** RECORD EXCERPTS follows **
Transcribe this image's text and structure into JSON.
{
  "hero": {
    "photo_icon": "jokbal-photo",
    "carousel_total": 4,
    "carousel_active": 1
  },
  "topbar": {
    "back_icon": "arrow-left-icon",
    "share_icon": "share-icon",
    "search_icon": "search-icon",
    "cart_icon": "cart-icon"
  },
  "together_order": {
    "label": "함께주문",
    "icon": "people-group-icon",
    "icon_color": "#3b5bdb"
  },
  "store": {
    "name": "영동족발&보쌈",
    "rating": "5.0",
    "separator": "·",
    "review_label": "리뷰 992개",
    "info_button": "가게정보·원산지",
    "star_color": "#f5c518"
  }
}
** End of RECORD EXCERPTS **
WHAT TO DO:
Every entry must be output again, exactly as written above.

SOLVED PROBLEM:
Transcribe this image's text and structure into JSON.
{
  "hero": {
    "photo_icon": "jokbal-photo",
    "carousel_total": 4,
    "carousel_active": 1
  },
  "topbar": {
    "back_icon": "arrow-left-icon",
    "share_icon": "share-icon",
    "search_icon": "search-icon",
    "cart_icon": "cart-icon"
  },
  "together_order": {
    "label": "함께주문",
    "icon": "people-group-icon",
    "icon_color": "#3b5bdb"
  },
  "store": {
    "name": "영동족발&보쌈",
    "rating": "5.0",
    "separator": "·",
    "review_label": "리뷰 992개",
    "info_button": "가게정보·원산지",
    "star_color": "#f5c518"
  }
}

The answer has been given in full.